I retold the story of Esther so that beauty and obedience weren’t her most important characteristics. I was inspired by looking at paintings of Anne Boleyn and reading descriptions of Cleopatra (as well as looking at pictures of the coins that feature her). While these women are widely believed to have been gorgeous, they were not actually pictures of traditional physical perfection. Their personalities, including both wit and charm, are what I believe accounted for much of their attractiveness. We have continued to mythologize their beauty as an explanation for their success (however short-lived it was for Anne Boleyn), instead of focusing on their intellects. – See more at: http://lilith.org/blog/2016/03/rebecca-kanner-retells-the-biblical-story-of-esther-in-her-new-novel/#sthash.CQTCkbUd.dpuf
What I love most about the short story is that you can do things that you can’t in a novel. Especially the short-short.
Italo Calvino’s “All At One Point,” is one of my favorites. Who would read a whole novel about the fact that all matter and creation used to exist in a single point? But a book of linked stories that each takes a scientific fact and builds an imaginative story around it? Sign me up.
While the story is short it must go to great lengths to make itself important. It doesn’t have time for the conventions of the novel—there aren’t pages enough to make the reader fall head over heels in love with the characters. Instead the language, the ideas, the plot of the short story have to dazzle, and quickly. Urgently. The short story is an affair, a quick fling, a one-night stand. The short story dwells in the biggest of all worlds, that of possibility.
As anyone who has looked at my facebook author page over the last month can see, I’ve had a ton of support and a lot of fun since SINNERS AND THE SEA was published one month ago, on April 2nd. Still, I’m always looking for ways to improve. Here are a few I’ve found so far:
1. When doing a Q&A with over 100 people in the audience, repeat questions before answering them. A couple of people gave me this advice after my Magers & Quinn reading.
2. When at a book fair, bring something of interest for people to look at. At the St. Peter Book Festival, there were lots of authors. I took the organizer’s advice and brought candy. But bringing a large picture of the ark found on Mt. Ararat would have been good too.

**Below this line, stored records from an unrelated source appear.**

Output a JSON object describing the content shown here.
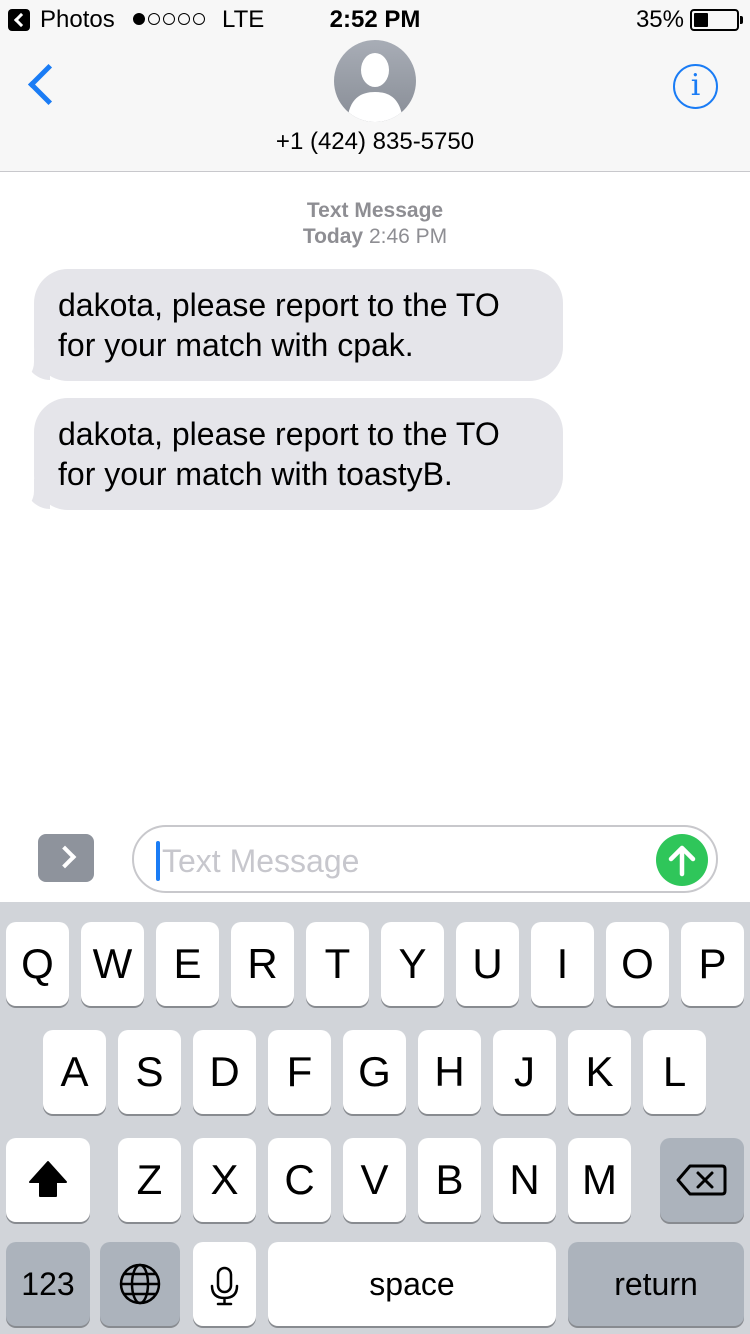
{
  "status_bar": {
    "back_app": "Photos",
    "carrier": "LTE",
    "time": "2:52 PM",
    "battery_percent": "35%",
    "battery_level": 0.35,
    "signal_bars": 1
  },
  "nav": {
    "contact": "+1 (424) 835-5750",
    "info_label": "i",
    "icons": {
      "back": "chevron-left-icon",
      "avatar": "person-icon",
      "info": "info-icon"
    }
  },
  "thread": {
    "service_label": "Text Message",
    "day": "Today",
    "time": "2:46 PM",
    "messages": [
      "dakota, please report to the TO for your match with cpak.",
      "dakota, please report to the TO for your match with toastyB."
    ]
  },
  "compose": {
    "placeholder": "Text Message",
    "accent_color": "#1a7cf5",
    "send_color": "#2fc65a"
  },
  "keyboard": {
    "row1": [
      "Q",
      "W",
      "E",
      "R",
      "T",
      "Y",
      "U",
      "I",
      "O",
      "P"
    ],
    "row2": [
      "A",
      "S",
      "D",
      "F",
      "G",
      "H",
      "J",
      "K",
      "L"
    ],
    "row3": [
      "Z",
      "X",
      "C",
      "V",
      "B",
      "N",
      "M"
    ],
    "numbers_key": "123",
    "space_key": "space",
    "return_key": "return"
  }
}
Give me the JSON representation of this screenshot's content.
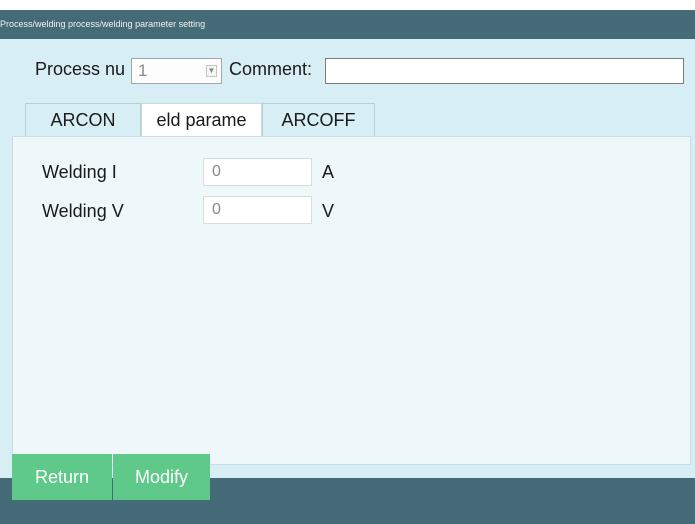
{
  "window": {
    "title": "Process/welding process/welding parameter setting"
  },
  "form": {
    "process_number_label": "Process nu",
    "process_number_value": "1",
    "comment_label": "Comment:",
    "comment_value": ""
  },
  "tabs": [
    {
      "label": "ARCON",
      "active": false
    },
    {
      "label": "eld parame",
      "active": true
    },
    {
      "label": "ARCOFF",
      "active": false
    }
  ],
  "params": [
    {
      "label": "Welding I",
      "value": "0",
      "unit": "A"
    },
    {
      "label": "Welding V",
      "value": "0",
      "unit": "V"
    }
  ],
  "buttons": {
    "return_label": "Return",
    "modify_label": "Modify"
  },
  "colors": {
    "titlebar": "#456b78",
    "background": "#d8eef5",
    "button": "#5fc98a"
  }
}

3. Have someone write peoples’ names down before signing their books. I feel bad having to ask someone how to spell their name when I’ve known them for years and I don’t want to mess up anyone’s book. I’ll probably be adding to this list in the future. Stay tuned!